● **Directions**
Among the records below, find the lines that hold the word "science" and report how many there are, with no other words.

═══ Data extract ═══

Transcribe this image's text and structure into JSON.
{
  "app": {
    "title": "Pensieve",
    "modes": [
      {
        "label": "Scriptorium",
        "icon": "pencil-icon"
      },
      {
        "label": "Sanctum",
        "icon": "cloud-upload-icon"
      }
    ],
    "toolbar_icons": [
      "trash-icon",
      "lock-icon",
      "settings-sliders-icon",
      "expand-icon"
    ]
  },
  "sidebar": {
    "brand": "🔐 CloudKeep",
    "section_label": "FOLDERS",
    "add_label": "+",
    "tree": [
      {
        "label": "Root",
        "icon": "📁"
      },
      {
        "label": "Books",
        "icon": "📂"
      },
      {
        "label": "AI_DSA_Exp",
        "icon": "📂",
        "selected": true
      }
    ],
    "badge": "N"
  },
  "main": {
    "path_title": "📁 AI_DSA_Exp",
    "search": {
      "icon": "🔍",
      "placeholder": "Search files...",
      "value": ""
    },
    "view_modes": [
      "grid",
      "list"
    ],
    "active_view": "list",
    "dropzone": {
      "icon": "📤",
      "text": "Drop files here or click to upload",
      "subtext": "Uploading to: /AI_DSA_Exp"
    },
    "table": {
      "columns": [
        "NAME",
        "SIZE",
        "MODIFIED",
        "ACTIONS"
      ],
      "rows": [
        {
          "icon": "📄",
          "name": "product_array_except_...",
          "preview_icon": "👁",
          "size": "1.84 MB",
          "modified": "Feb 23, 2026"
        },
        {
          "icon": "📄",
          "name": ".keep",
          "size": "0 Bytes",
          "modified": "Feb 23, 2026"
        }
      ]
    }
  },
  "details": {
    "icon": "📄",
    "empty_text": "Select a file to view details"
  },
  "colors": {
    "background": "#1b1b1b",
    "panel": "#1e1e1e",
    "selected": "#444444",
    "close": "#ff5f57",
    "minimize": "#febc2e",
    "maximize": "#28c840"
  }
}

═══
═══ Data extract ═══

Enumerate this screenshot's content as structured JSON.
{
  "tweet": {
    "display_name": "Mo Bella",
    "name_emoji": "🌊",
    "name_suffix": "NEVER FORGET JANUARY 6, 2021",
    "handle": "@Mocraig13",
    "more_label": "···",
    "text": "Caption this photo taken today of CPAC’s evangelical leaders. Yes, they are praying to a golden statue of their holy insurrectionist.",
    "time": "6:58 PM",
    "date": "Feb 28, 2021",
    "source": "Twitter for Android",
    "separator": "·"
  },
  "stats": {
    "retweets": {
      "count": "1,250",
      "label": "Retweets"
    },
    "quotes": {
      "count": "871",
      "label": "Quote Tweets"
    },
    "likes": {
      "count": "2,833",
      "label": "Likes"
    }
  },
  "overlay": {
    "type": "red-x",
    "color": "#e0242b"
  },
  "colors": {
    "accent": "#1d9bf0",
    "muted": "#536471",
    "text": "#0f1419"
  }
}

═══
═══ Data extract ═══

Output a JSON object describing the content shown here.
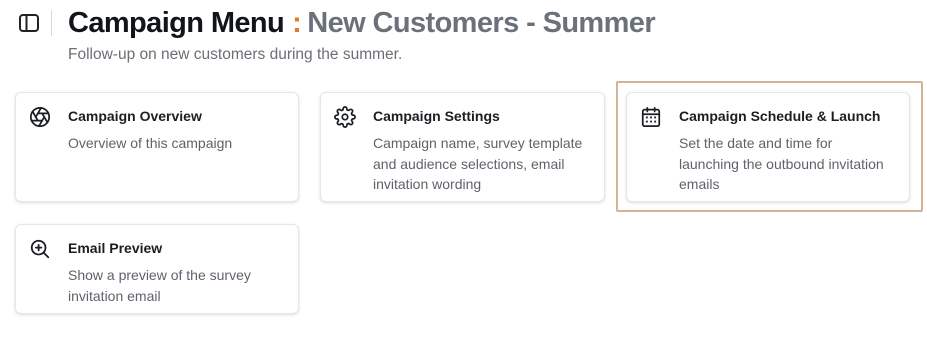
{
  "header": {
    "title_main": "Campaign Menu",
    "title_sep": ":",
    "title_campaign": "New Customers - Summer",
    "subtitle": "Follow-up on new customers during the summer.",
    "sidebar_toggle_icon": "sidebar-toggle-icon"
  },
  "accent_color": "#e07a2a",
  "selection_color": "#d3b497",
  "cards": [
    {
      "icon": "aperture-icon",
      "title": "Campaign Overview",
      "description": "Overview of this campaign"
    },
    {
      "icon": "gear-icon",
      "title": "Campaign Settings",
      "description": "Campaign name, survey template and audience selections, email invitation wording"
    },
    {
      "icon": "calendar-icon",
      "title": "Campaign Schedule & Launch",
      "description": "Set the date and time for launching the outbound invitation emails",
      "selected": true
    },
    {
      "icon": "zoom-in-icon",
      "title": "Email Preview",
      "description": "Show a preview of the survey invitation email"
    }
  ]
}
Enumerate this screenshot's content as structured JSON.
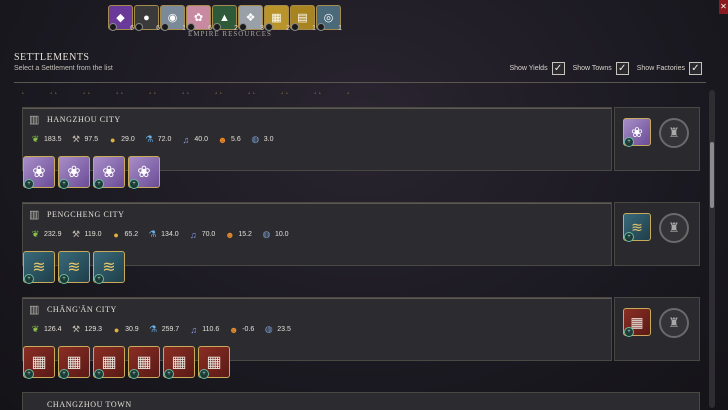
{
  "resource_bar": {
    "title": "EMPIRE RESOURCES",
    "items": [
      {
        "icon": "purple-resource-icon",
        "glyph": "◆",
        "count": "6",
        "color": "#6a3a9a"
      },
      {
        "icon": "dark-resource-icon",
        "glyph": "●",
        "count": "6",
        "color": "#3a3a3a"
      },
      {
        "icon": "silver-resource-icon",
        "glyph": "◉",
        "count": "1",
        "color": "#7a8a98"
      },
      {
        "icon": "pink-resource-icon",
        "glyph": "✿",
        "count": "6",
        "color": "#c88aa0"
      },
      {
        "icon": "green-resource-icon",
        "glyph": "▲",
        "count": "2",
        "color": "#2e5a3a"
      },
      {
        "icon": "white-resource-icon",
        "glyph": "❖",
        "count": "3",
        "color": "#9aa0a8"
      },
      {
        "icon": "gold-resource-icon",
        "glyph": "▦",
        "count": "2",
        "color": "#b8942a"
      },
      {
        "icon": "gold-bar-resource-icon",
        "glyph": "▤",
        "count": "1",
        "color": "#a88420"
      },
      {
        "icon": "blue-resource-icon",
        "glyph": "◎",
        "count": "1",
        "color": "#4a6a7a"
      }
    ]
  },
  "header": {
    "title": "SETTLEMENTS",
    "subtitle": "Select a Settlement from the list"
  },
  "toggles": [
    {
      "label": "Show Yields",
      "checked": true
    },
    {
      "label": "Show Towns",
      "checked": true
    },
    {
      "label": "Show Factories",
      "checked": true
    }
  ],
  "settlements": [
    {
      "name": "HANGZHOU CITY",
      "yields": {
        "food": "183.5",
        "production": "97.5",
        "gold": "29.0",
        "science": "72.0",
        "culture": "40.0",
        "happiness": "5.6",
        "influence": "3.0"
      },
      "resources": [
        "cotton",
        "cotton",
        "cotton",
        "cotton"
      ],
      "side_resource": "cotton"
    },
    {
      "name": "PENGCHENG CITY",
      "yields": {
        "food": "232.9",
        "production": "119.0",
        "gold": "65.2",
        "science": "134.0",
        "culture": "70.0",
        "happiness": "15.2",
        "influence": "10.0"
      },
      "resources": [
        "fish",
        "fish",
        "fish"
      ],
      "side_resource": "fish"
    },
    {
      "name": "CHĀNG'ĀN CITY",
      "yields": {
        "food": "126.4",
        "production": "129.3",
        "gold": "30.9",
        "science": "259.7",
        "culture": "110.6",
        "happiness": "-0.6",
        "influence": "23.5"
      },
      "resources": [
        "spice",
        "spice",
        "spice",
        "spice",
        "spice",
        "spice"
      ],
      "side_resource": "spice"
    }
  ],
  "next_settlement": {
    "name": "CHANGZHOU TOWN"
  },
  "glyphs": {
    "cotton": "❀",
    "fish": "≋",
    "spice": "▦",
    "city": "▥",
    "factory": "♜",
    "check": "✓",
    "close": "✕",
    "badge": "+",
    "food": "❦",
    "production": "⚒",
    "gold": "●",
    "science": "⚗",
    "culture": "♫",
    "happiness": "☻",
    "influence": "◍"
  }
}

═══

● **Result of this task**
4